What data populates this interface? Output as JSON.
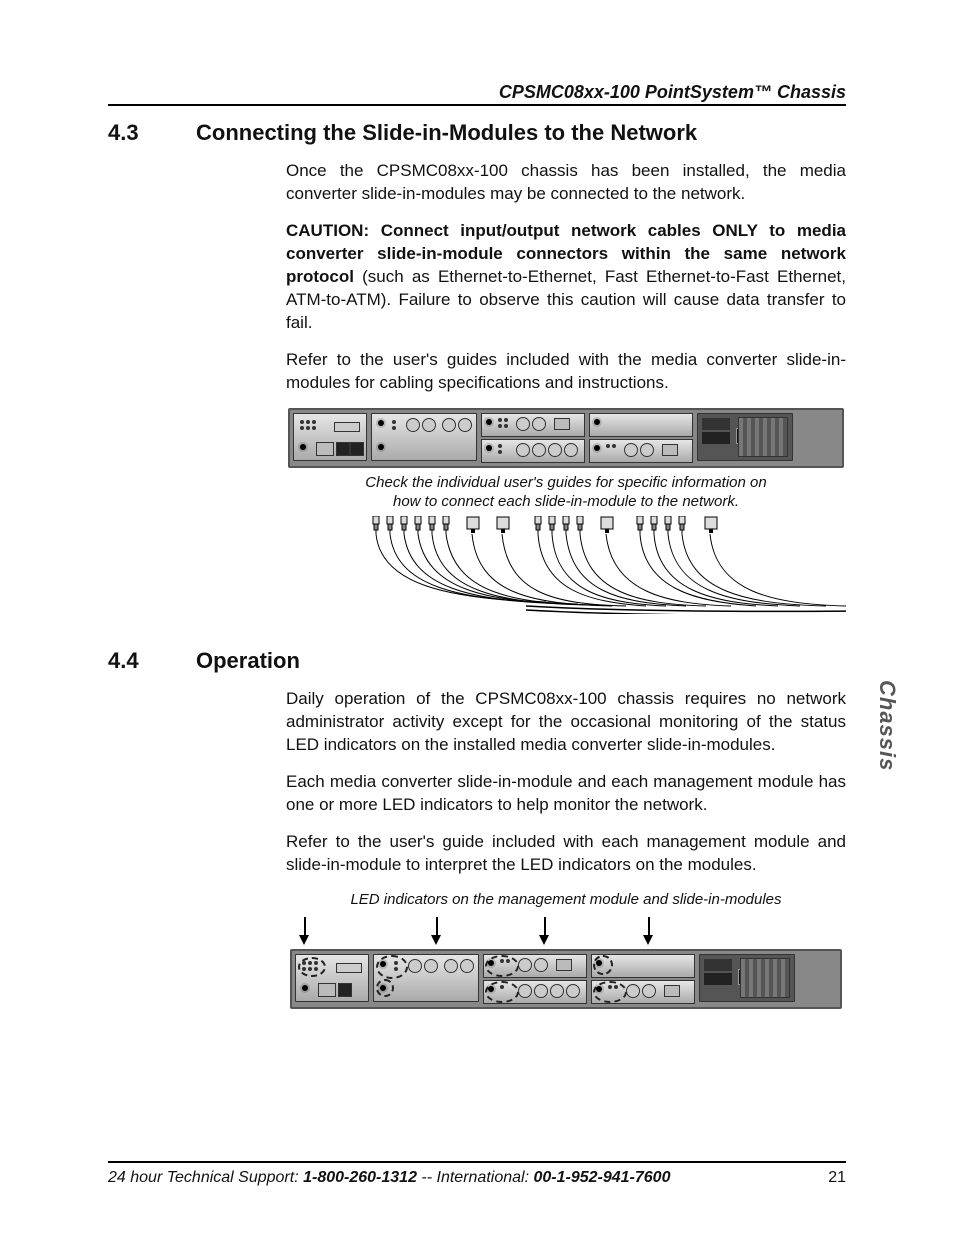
{
  "header": {
    "product": "CPSMC08xx-100 PointSystem™ Chassis"
  },
  "sections": {
    "s43": {
      "number": "4.3",
      "title": "Connecting the Slide-in-Modules to the Network",
      "p1": "Once the CPSMC08xx-100 chassis has been installed, the media converter slide-in-modules may be connected to the network.",
      "caution_lead": "CAUTION:  Connect input/output network cables ONLY to media converter slide-in-module connectors within the same network protocol",
      "caution_tail": " (such as Ethernet-to-Ethernet, Fast Ethernet-to-Fast Ethernet, ATM-to-ATM).  Failure to observe this caution will cause data transfer to fail.",
      "p3": "Refer to the user's guides included with the media converter slide-in-modules for cabling specifications and instructions.",
      "fig_caption_l1": "Check the individual user's guides for specific information on",
      "fig_caption_l2": "how to connect each slide-in-module to the network."
    },
    "s44": {
      "number": "4.4",
      "title": "Operation",
      "p1": "Daily operation of the CPSMC08xx-100 chassis requires no network administrator activity except for the occasional monitoring of the status LED indicators on the installed media converter slide-in-modules.",
      "p2": "Each media converter slide-in-module and each management module has one or more LED indicators to help monitor the network.",
      "p3": "Refer to the user's guide included with each management module and slide-in-module to interpret the LED indicators on the modules.",
      "fig_caption": "LED indicators on the management module and slide-in-modules"
    }
  },
  "side_tab": "Chassis",
  "footer": {
    "support_label": "24 hour Technical Support:  ",
    "support_phone": "1-800-260-1312",
    "sep": " -- International: ",
    "intl_phone": "00-1-952-941-7600",
    "page": "21"
  },
  "icons": {
    "fiber_plug": "fiber",
    "rj45_plug": "rj45"
  }
}
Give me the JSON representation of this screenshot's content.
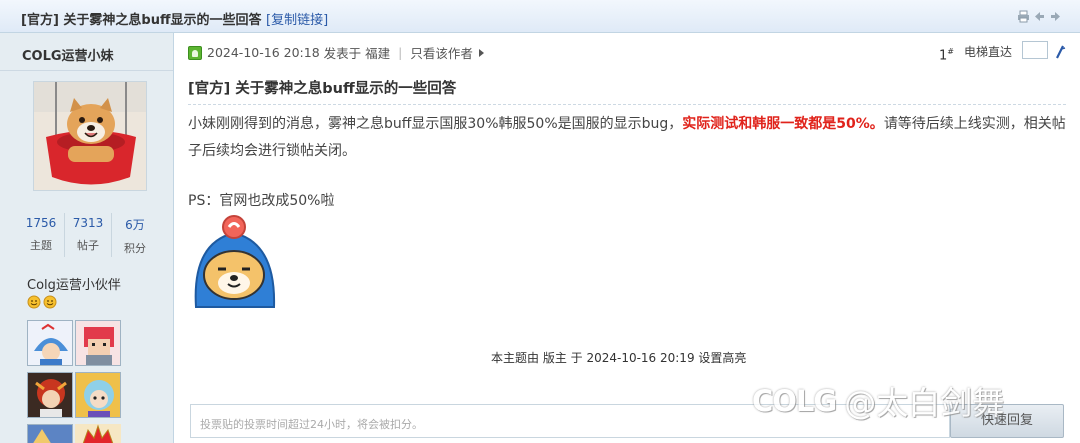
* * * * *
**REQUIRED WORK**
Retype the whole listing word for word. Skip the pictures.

**ANSWER TO THE PROBLEM**
What data populates this interface? Output as JSON.
{
  "header": {
    "product": "CPSMC08xx-100 PointSystem™ Chassis"
  },
  "sections": {
    "s43": {
      "number": "4.3",
      "title": "Connecting the Slide-in-Modules to the Network",
      "p1": "Once the CPSMC08xx-100 chassis has been installed, the media converter slide-in-modules may be connected to the network.",
      "caution_lead": "CAUTION:  Connect input/output network cables ONLY to media converter slide-in-module connectors within the same network protocol",
      "caution_tail": " (such as Ethernet-to-Ethernet, Fast Ethernet-to-Fast Ethernet, ATM-to-ATM).  Failure to observe this caution will cause data transfer to fail.",
      "p3": "Refer to the user's guides included with the media converter slide-in-modules for cabling specifications and instructions.",
      "fig_caption_l1": "Check the individual user's guides for specific information on",
      "fig_caption_l2": "how to connect each slide-in-module to the network."
    },
    "s44": {
      "number": "4.4",
      "title": "Operation",
      "p1": "Daily operation of the CPSMC08xx-100 chassis requires no network administrator activity except for the occasional monitoring of the status LED indicators on the installed media converter slide-in-modules.",
      "p2": "Each media converter slide-in-module and each management module has one or more LED indicators to help monitor the network.",
      "p3": "Refer to the user's guide included with each management module and slide-in-module to interpret the LED indicators on the modules.",
      "fig_caption": "LED indicators on the management module and slide-in-modules"
    }
  },
  "side_tab": "Chassis",
  "footer": {
    "support_label": "24 hour Technical Support:  ",
    "support_phone": "1-800-260-1312",
    "sep": " -- International: ",
    "intl_phone": "00-1-952-941-7600",
    "page": "21"
  },
  "icons": {
    "fiber_plug": "fiber",
    "rj45_plug": "rj45"
  }
}
Give me the JSON representation of this screenshot's content.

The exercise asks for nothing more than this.